Goal of the exercise: Every line in the records below with the string "BAZA" is to be copied out.

Items listed in a dataset
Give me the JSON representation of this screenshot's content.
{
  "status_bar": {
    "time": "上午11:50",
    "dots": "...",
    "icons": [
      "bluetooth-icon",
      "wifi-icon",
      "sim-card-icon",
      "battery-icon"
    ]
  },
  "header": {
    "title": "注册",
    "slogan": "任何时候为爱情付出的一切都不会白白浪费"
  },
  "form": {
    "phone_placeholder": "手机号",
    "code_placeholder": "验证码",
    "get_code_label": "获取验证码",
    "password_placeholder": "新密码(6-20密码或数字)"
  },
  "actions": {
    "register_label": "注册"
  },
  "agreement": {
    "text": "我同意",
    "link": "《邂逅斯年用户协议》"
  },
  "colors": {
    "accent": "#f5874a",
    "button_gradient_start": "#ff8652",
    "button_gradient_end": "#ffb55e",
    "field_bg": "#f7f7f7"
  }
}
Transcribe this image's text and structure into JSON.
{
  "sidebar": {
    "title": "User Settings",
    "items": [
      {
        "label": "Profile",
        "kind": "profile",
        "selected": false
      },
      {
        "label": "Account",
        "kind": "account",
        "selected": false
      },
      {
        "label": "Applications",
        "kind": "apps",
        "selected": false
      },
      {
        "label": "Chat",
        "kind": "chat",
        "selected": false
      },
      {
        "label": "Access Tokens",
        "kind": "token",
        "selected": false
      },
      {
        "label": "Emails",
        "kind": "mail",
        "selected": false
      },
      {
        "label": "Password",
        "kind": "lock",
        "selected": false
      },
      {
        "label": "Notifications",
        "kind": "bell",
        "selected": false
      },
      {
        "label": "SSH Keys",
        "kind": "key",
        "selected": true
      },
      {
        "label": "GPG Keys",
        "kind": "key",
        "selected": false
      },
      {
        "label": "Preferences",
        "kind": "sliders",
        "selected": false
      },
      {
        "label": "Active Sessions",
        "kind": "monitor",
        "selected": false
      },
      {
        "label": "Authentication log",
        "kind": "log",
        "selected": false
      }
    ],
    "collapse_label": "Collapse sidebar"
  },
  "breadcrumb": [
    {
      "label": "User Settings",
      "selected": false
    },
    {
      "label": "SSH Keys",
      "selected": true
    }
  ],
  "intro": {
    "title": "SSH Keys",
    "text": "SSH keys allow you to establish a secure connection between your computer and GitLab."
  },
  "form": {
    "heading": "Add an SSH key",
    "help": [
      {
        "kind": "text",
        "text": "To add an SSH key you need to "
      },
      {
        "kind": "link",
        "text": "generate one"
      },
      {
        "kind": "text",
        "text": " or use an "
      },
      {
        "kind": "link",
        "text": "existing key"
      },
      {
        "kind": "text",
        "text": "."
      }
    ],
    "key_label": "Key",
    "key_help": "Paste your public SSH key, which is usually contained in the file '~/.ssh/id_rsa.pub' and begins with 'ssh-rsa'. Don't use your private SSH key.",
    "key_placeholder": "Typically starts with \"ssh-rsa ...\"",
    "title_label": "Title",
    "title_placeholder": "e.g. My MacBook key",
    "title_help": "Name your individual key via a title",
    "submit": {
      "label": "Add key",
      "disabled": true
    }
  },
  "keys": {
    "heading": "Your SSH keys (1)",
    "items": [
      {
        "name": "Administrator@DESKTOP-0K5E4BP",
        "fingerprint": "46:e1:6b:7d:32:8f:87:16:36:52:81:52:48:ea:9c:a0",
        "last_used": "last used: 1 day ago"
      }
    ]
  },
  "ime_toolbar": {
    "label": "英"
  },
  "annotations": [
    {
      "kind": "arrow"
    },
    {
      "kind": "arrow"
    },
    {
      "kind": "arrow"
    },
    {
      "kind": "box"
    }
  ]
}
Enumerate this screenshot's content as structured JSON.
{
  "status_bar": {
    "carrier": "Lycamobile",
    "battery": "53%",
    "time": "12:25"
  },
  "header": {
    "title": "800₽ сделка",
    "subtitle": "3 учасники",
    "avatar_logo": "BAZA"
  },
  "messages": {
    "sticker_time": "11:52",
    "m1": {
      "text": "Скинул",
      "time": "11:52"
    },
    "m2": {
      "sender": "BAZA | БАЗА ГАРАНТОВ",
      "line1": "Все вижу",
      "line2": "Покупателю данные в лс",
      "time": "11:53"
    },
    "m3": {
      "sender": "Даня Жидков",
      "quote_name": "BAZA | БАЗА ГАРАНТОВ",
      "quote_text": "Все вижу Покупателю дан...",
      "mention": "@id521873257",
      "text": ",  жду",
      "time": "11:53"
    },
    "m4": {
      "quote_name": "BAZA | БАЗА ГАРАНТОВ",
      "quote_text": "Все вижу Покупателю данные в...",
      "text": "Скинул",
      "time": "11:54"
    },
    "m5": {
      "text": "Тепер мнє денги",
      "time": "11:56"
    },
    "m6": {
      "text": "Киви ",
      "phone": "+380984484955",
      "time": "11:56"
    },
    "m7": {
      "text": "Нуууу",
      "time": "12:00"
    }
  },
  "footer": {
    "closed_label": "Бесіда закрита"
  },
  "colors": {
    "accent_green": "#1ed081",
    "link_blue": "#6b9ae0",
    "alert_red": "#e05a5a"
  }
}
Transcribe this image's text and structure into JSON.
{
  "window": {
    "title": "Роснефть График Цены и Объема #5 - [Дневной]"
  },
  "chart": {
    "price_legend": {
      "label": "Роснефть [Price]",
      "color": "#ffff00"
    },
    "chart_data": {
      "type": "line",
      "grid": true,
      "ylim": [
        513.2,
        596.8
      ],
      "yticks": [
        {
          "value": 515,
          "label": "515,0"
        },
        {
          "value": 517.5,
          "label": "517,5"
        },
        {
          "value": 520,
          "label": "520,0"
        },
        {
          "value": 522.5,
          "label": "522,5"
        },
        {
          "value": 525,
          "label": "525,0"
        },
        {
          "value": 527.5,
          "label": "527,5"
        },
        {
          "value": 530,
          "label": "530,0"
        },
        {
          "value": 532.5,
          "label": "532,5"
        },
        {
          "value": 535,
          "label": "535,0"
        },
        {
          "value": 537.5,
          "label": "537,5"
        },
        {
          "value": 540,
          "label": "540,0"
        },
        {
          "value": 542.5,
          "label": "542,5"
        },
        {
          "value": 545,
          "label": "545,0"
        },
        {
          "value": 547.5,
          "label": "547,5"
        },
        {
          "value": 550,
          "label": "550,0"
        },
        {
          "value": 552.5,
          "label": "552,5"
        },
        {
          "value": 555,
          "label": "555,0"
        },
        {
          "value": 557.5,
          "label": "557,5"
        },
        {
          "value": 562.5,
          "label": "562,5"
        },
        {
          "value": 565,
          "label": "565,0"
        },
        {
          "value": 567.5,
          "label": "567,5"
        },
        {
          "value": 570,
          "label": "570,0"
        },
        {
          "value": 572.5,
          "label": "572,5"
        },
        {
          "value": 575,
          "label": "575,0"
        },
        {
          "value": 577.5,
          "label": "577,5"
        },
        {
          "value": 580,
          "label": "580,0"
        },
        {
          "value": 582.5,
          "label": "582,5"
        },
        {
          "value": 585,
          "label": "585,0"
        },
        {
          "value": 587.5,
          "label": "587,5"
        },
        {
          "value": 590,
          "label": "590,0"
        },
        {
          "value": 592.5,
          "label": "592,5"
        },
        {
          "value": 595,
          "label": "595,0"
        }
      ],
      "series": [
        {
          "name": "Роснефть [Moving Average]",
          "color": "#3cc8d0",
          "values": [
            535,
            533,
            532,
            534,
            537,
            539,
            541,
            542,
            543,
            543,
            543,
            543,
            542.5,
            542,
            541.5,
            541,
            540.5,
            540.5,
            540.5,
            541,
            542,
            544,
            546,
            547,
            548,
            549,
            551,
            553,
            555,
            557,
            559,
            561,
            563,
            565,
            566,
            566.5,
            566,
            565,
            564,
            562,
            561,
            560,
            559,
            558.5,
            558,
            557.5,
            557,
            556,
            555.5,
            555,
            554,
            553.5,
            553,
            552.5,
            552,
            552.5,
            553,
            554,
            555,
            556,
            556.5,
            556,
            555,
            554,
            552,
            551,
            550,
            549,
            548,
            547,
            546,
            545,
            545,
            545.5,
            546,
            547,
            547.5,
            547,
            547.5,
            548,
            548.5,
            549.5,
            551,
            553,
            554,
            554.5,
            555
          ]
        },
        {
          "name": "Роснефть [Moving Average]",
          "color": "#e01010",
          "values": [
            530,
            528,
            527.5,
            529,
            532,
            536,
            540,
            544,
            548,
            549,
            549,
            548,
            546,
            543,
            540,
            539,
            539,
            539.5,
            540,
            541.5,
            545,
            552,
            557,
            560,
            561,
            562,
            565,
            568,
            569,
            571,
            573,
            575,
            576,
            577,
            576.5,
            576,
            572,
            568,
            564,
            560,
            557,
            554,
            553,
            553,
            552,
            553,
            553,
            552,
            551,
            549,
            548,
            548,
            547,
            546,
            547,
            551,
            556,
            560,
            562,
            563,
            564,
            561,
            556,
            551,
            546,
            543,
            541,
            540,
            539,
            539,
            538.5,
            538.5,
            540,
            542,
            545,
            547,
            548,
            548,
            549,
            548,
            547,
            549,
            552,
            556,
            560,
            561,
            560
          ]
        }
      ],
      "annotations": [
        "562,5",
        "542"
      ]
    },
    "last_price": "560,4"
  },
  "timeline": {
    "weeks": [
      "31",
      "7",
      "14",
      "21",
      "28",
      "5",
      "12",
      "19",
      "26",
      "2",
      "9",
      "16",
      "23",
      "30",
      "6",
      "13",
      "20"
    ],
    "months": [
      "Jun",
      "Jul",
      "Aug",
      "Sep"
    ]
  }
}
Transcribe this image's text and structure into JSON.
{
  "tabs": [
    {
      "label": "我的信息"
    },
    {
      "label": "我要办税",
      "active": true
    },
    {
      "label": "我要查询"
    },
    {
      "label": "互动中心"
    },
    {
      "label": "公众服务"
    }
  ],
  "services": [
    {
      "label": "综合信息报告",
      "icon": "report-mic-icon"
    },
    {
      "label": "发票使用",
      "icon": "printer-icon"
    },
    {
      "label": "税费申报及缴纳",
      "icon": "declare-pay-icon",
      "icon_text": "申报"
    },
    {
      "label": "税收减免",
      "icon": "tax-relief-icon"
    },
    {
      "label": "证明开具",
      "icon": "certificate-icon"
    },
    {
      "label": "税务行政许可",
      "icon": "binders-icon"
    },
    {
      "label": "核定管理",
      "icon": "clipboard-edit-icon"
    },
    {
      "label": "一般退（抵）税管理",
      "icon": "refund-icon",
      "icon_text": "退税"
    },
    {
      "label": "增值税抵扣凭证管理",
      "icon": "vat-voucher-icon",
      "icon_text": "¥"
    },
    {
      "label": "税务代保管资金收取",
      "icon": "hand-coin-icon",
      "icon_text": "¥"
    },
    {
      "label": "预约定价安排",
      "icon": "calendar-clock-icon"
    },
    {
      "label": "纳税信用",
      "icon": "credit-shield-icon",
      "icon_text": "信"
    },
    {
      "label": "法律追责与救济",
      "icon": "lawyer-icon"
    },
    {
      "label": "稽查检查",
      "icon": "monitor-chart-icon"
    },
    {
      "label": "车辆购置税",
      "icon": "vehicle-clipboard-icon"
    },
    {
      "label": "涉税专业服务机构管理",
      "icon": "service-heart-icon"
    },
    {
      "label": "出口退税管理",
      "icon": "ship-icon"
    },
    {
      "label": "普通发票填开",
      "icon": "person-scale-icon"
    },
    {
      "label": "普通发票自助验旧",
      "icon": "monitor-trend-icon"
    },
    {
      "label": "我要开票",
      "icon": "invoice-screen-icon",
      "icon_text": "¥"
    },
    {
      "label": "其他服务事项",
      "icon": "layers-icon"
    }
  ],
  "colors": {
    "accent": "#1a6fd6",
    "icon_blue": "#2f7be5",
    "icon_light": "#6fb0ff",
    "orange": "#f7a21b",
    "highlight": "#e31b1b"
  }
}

Response:
    "avatar_logo": "BAZA"
      "sender": "BAZA | БАЗА ГАРАНТОВ",
      "quote_name": "BAZA | БАЗА ГАРАНТОВ",
      "quote_name": "BAZA | БАЗА ГАРАНТОВ",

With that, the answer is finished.